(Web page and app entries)
--

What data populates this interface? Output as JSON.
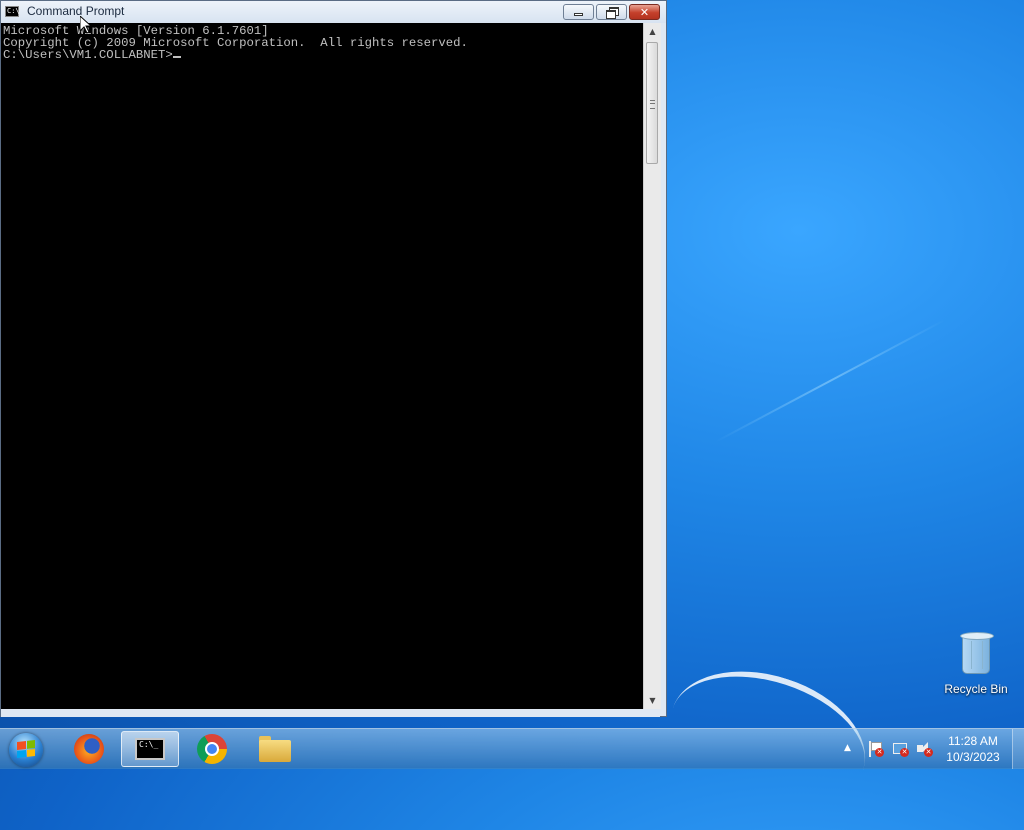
{
  "window": {
    "title": "Command Prompt",
    "icon_glyph": "C:\\",
    "controls": {
      "minimize": "minimize-icon",
      "maximize": "restore-icon",
      "close": "close-icon",
      "close_glyph": "✕"
    },
    "console": {
      "lines": [
        "Microsoft Windows [Version 6.1.7601]",
        "Copyright (c) 2009 Microsoft Corporation.  All rights reserved.",
        "",
        "C:\\Users\\VM1.COLLABNET>"
      ]
    }
  },
  "desktop": {
    "recycle_bin": {
      "label": "Recycle Bin",
      "icon": "recycle-bin-icon"
    }
  },
  "taskbar": {
    "start": {
      "icon": "windows-start-orb-icon"
    },
    "items": [
      {
        "name": "Firefox",
        "icon": "firefox-icon"
      },
      {
        "name": "Command Prompt",
        "icon": "command-prompt-icon",
        "glyph": "C:\\_"
      },
      {
        "name": "Google Chrome",
        "icon": "chrome-icon"
      },
      {
        "name": "Windows Explorer",
        "icon": "folder-icon"
      }
    ],
    "tray": {
      "show_hidden": "▲",
      "icons": [
        "action-center-flag-icon",
        "network-icon",
        "volume-icon"
      ],
      "error_mark": "✕",
      "time": "11:28 AM",
      "date": "10/3/2023"
    }
  },
  "colors": {
    "console_bg": "#000000",
    "console_fg": "#c0c0c0",
    "desktop_blue": "#1f86e6",
    "close_red": "#c4402b"
  }
}
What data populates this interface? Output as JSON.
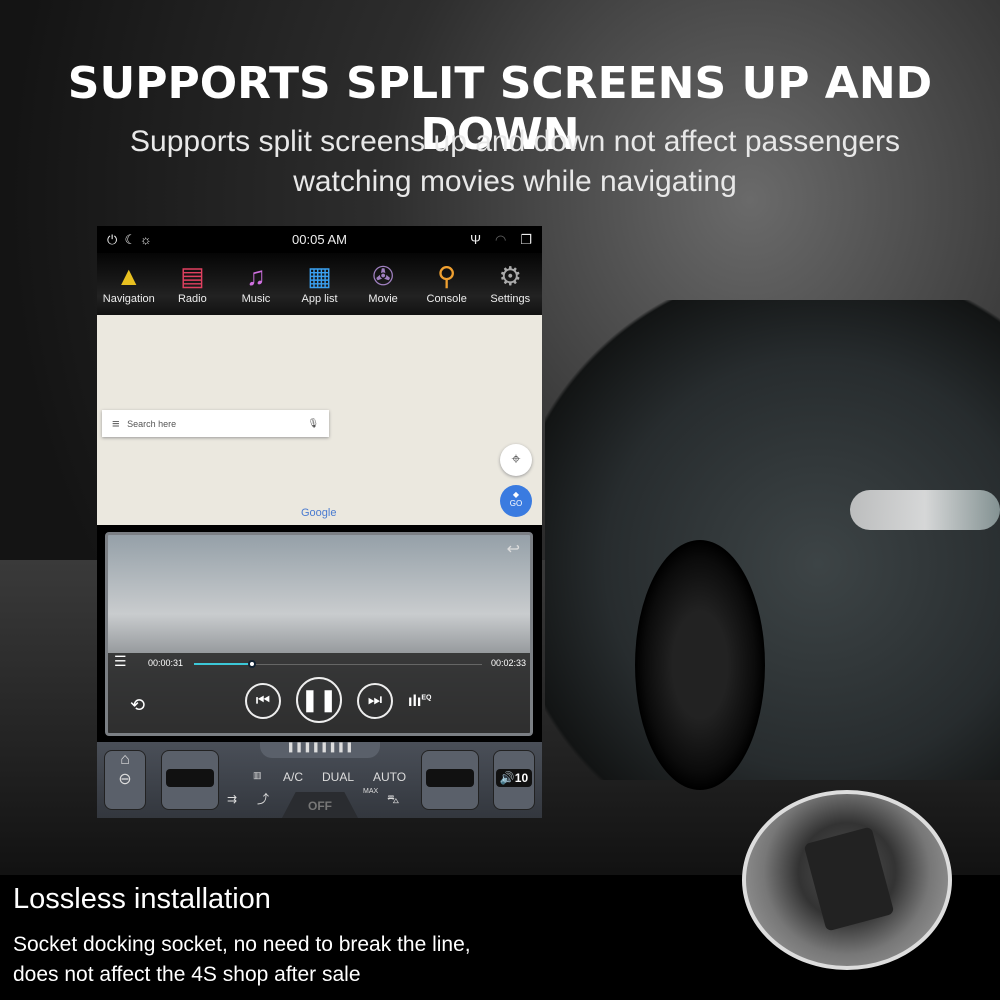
{
  "headline": "SUPPORTS SPLIT SCREENS UP AND DOWN",
  "subheadline": [
    "Supports split screens up and down not affect passengers",
    "watching movies while navigating"
  ],
  "device": {
    "status_bar": {
      "time": "00:05 AM",
      "icons": [
        "power-icon",
        "night-mode-icon",
        "brightness-icon",
        "usb-icon",
        "wifi-icon",
        "windows-icon"
      ]
    },
    "apps": [
      {
        "label": "Navigation",
        "icon": "navigation-icon"
      },
      {
        "label": "Radio",
        "icon": "radio-icon"
      },
      {
        "label": "Music",
        "icon": "music-icon"
      },
      {
        "label": "App list",
        "icon": "app-list-icon"
      },
      {
        "label": "Movie",
        "icon": "movie-icon"
      },
      {
        "label": "Console",
        "icon": "console-icon"
      },
      {
        "label": "Settings",
        "icon": "settings-icon"
      }
    ],
    "map": {
      "search_placeholder": "Search here",
      "go_label": "GO",
      "brand": "Google"
    },
    "video": {
      "elapsed": "00:00:31",
      "total": "00:02:33",
      "progress": 0.2,
      "eq_label": "EQ"
    },
    "climate": {
      "ac": "A/C",
      "dual": "DUAL",
      "auto": "AUTO",
      "off": "OFF",
      "max": "MAX",
      "volume": "10"
    }
  },
  "footer": {
    "title": "Lossless installation",
    "lines": [
      "Socket docking socket, no need to break the line,",
      "does not affect the 4S shop after sale"
    ]
  }
}
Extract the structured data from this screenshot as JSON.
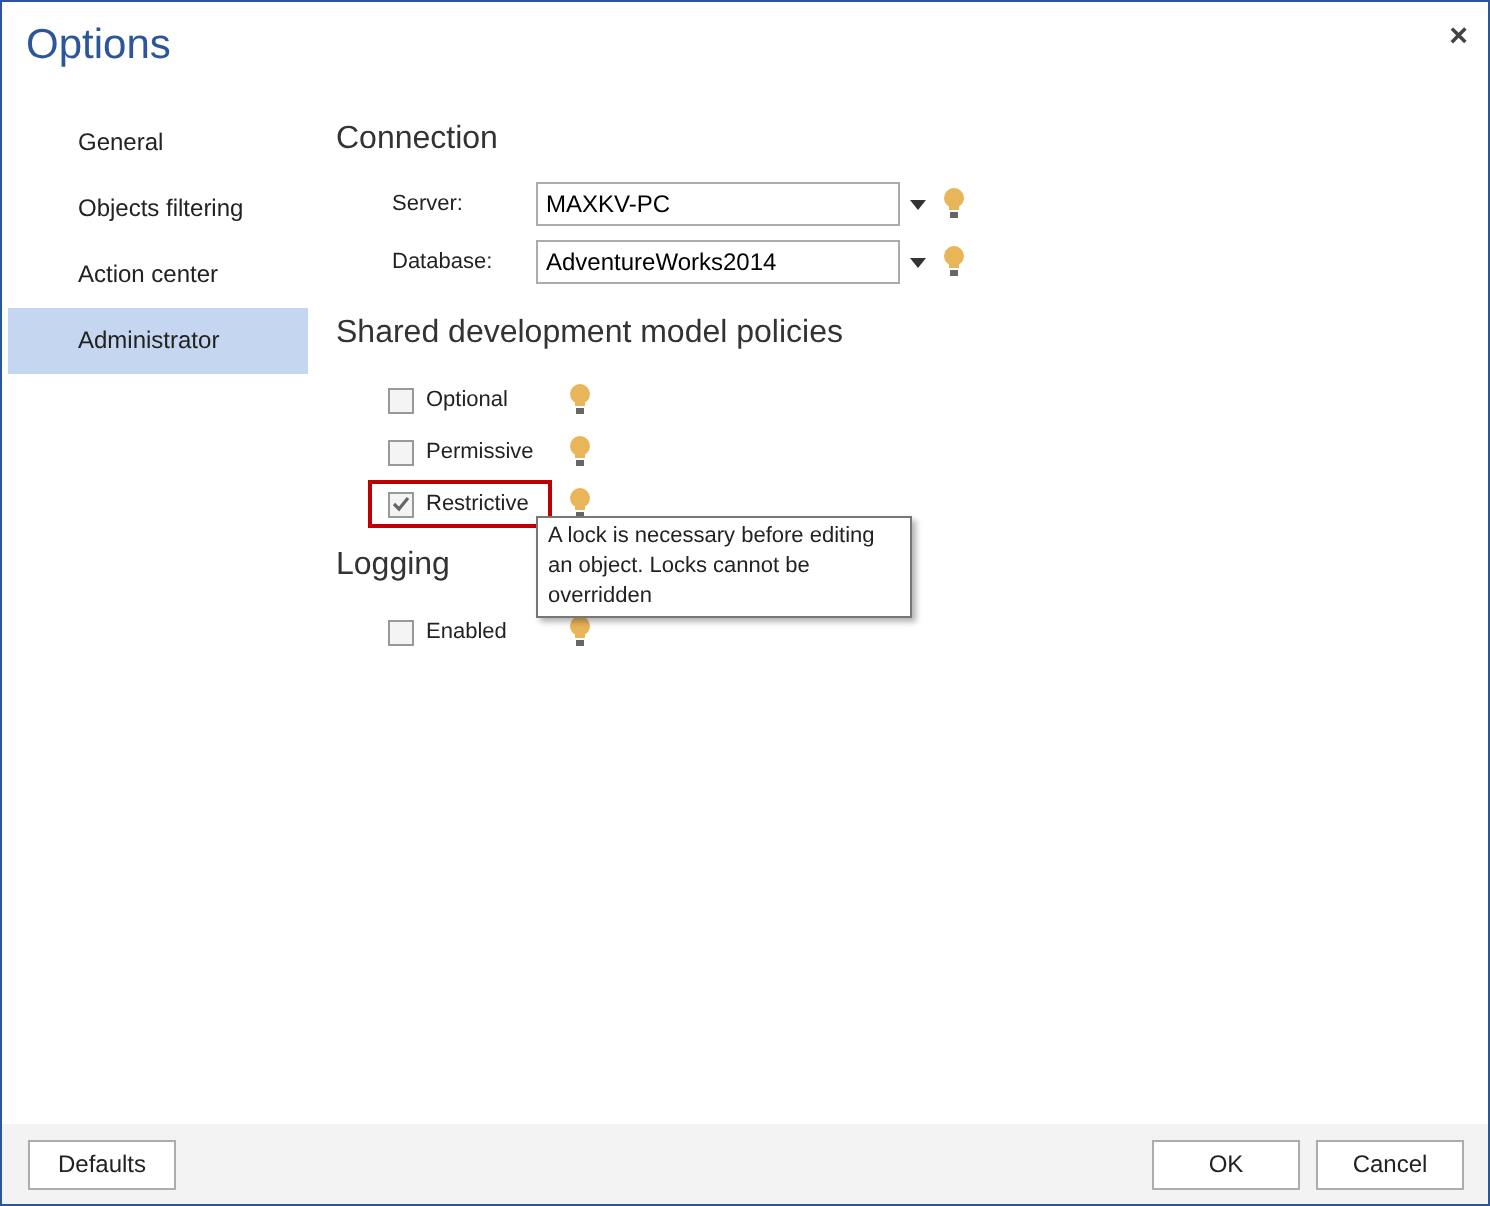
{
  "window": {
    "title": "Options",
    "close": "×"
  },
  "sidebar": {
    "items": [
      {
        "label": "General",
        "selected": false
      },
      {
        "label": "Objects filtering",
        "selected": false
      },
      {
        "label": "Action center",
        "selected": false
      },
      {
        "label": "Administrator",
        "selected": true
      }
    ]
  },
  "connection": {
    "heading": "Connection",
    "fields": [
      {
        "label": "Server:",
        "value": "MAXKV-PC"
      },
      {
        "label": "Database:",
        "value": "AdventureWorks2014"
      }
    ]
  },
  "policies": {
    "heading": "Shared development model policies",
    "options": [
      {
        "label": "Optional",
        "checked": false,
        "highlighted": false
      },
      {
        "label": "Permissive",
        "checked": false,
        "highlighted": false
      },
      {
        "label": "Restrictive",
        "checked": true,
        "highlighted": true,
        "tooltip": "A lock is necessary before editing an object. Locks cannot be overridden"
      }
    ]
  },
  "logging": {
    "heading": "Logging",
    "options": [
      {
        "label": "Enabled",
        "checked": false,
        "highlighted": false
      }
    ]
  },
  "footer": {
    "buttons": [
      "Defaults",
      "OK",
      "Cancel"
    ]
  }
}
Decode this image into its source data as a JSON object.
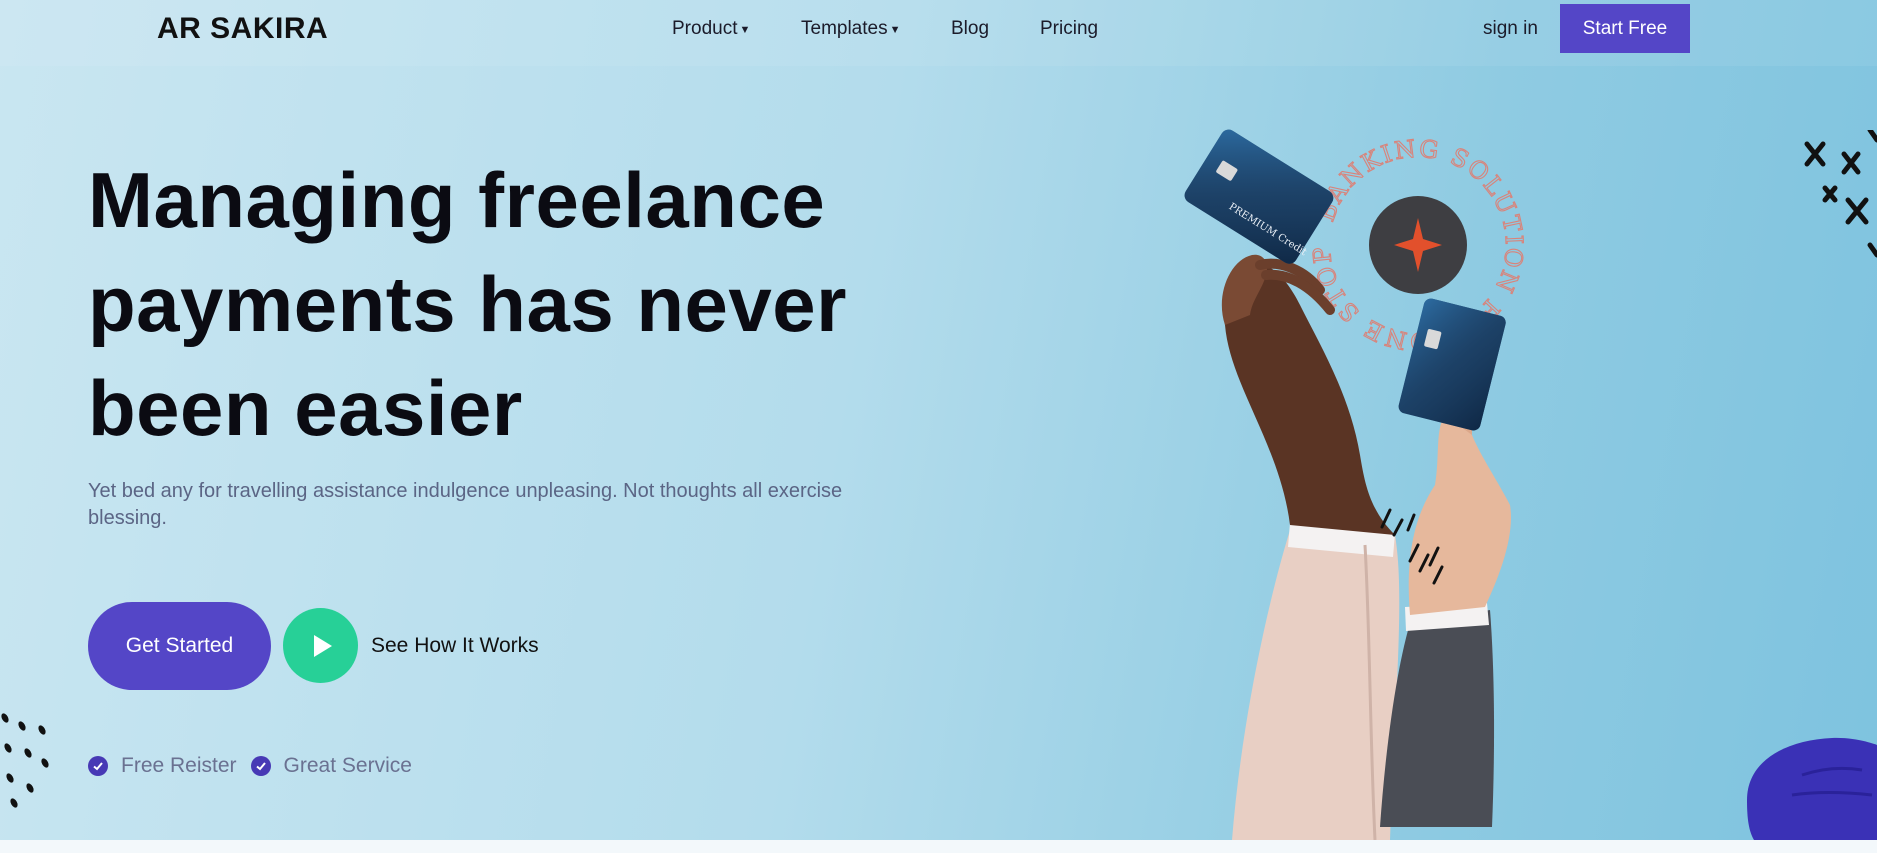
{
  "header": {
    "logo": "AR SAKIRA",
    "nav": [
      {
        "label": "Product",
        "has_dropdown": true
      },
      {
        "label": "Templates",
        "has_dropdown": true
      },
      {
        "label": "Blog",
        "has_dropdown": false
      },
      {
        "label": "Pricing",
        "has_dropdown": false
      }
    ],
    "sign_in": "sign in",
    "start_free": "Start Free"
  },
  "hero": {
    "headline": "Managing freelance payments has never been easier",
    "subtitle": "Yet bed any for travelling assistance indulgence unpleasing. Not thoughts all exercise blessing.",
    "primary_cta": "Get Started",
    "secondary_cta": "See How It Works",
    "features": [
      "Free Reister",
      "Great Service"
    ]
  },
  "illustration": {
    "badge_text": "BANKING SOLUTION FOR ONE STOP",
    "card_label": "PREMIUM Credit",
    "icons": [
      "credit-card-icon",
      "star-icon",
      "play-icon",
      "check-icon"
    ]
  },
  "colors": {
    "accent": "#5446c7",
    "play_button": "#27d097",
    "check": "#4739b5",
    "star": "#e2502c"
  }
}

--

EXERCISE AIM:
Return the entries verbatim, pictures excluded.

RESPONSE TO THE EXERCISE:
What data populates this interface? Output as JSON.
{
  "window": {
    "title": "Command Prompt",
    "icon_glyph": "C:\\",
    "controls": {
      "minimize": "minimize-icon",
      "maximize": "restore-icon",
      "close": "close-icon",
      "close_glyph": "✕"
    },
    "console": {
      "lines": [
        "Microsoft Windows [Version 6.1.7601]",
        "Copyright (c) 2009 Microsoft Corporation.  All rights reserved.",
        "",
        "C:\\Users\\VM1.COLLABNET>"
      ]
    }
  },
  "desktop": {
    "recycle_bin": {
      "label": "Recycle Bin",
      "icon": "recycle-bin-icon"
    }
  },
  "taskbar": {
    "start": {
      "icon": "windows-start-orb-icon"
    },
    "items": [
      {
        "name": "Firefox",
        "icon": "firefox-icon"
      },
      {
        "name": "Command Prompt",
        "icon": "command-prompt-icon",
        "glyph": "C:\\_"
      },
      {
        "name": "Google Chrome",
        "icon": "chrome-icon"
      },
      {
        "name": "Windows Explorer",
        "icon": "folder-icon"
      }
    ],
    "tray": {
      "show_hidden": "▲",
      "icons": [
        "action-center-flag-icon",
        "network-icon",
        "volume-icon"
      ],
      "error_mark": "✕",
      "time": "11:28 AM",
      "date": "10/3/2023"
    }
  },
  "colors": {
    "console_bg": "#000000",
    "console_fg": "#c0c0c0",
    "desktop_blue": "#1f86e6",
    "close_red": "#c4402b"
  }
}
What data populates this interface? Output as JSON.
{
  "headline": "SUPPORTS SPLIT SCREENS UP AND DOWN",
  "subheadline": [
    "Supports split screens up and down not affect passengers",
    "watching movies while navigating"
  ],
  "device": {
    "status_bar": {
      "time": "00:05 AM",
      "icons": [
        "power-icon",
        "night-mode-icon",
        "brightness-icon",
        "usb-icon",
        "wifi-icon",
        "windows-icon"
      ]
    },
    "apps": [
      {
        "label": "Navigation",
        "icon": "navigation-icon"
      },
      {
        "label": "Radio",
        "icon": "radio-icon"
      },
      {
        "label": "Music",
        "icon": "music-icon"
      },
      {
        "label": "App list",
        "icon": "app-list-icon"
      },
      {
        "label": "Movie",
        "icon": "movie-icon"
      },
      {
        "label": "Console",
        "icon": "console-icon"
      },
      {
        "label": "Settings",
        "icon": "settings-icon"
      }
    ],
    "map": {
      "search_placeholder": "Search here",
      "go_label": "GO",
      "brand": "Google"
    },
    "video": {
      "elapsed": "00:00:31",
      "total": "00:02:33",
      "progress": 0.2,
      "eq_label": "EQ"
    },
    "climate": {
      "ac": "A/C",
      "dual": "DUAL",
      "auto": "AUTO",
      "off": "OFF",
      "max": "MAX",
      "volume": "10"
    }
  },
  "footer": {
    "title": "Lossless installation",
    "lines": [
      "Socket docking socket, no need to break the line,",
      "does not affect the 4S shop after sale"
    ]
  }
}
Extract the structured data from this screenshot as JSON.
{
  "window": {
    "title": "Options",
    "close": "×"
  },
  "sidebar": {
    "items": [
      {
        "label": "General",
        "selected": false
      },
      {
        "label": "Objects filtering",
        "selected": false
      },
      {
        "label": "Action center",
        "selected": false
      },
      {
        "label": "Administrator",
        "selected": true
      }
    ]
  },
  "connection": {
    "heading": "Connection",
    "fields": [
      {
        "label": "Server:",
        "value": "MAXKV-PC"
      },
      {
        "label": "Database:",
        "value": "AdventureWorks2014"
      }
    ]
  },
  "policies": {
    "heading": "Shared development model policies",
    "options": [
      {
        "label": "Optional",
        "checked": false,
        "highlighted": false
      },
      {
        "label": "Permissive",
        "checked": false,
        "highlighted": false
      },
      {
        "label": "Restrictive",
        "checked": true,
        "highlighted": true,
        "tooltip": "A lock is necessary before editing an object. Locks cannot be overridden"
      }
    ]
  },
  "logging": {
    "heading": "Logging",
    "options": [
      {
        "label": "Enabled",
        "checked": false,
        "highlighted": false
      }
    ]
  },
  "footer": {
    "buttons": [
      "Defaults",
      "OK",
      "Cancel"
    ]
  }
}
Decode this image into its source data as a JSON object.
{
  "header": {
    "logo": "AR SAKIRA",
    "nav": [
      {
        "label": "Product",
        "has_dropdown": true
      },
      {
        "label": "Templates",
        "has_dropdown": true
      },
      {
        "label": "Blog",
        "has_dropdown": false
      },
      {
        "label": "Pricing",
        "has_dropdown": false
      }
    ],
    "sign_in": "sign in",
    "start_free": "Start Free"
  },
  "hero": {
    "headline": "Managing freelance payments has never been easier",
    "subtitle": "Yet bed any for travelling assistance indulgence unpleasing. Not thoughts all exercise blessing.",
    "primary_cta": "Get Started",
    "secondary_cta": "See How It Works",
    "features": [
      "Free Reister",
      "Great Service"
    ]
  },
  "illustration": {
    "badge_text": "BANKING SOLUTION FOR ONE STOP",
    "card_label": "PREMIUM Credit",
    "icons": [
      "credit-card-icon",
      "star-icon",
      "play-icon",
      "check-icon"
    ]
  },
  "colors": {
    "accent": "#5446c7",
    "play_button": "#27d097",
    "check": "#4739b5",
    "star": "#e2502c"
  }
}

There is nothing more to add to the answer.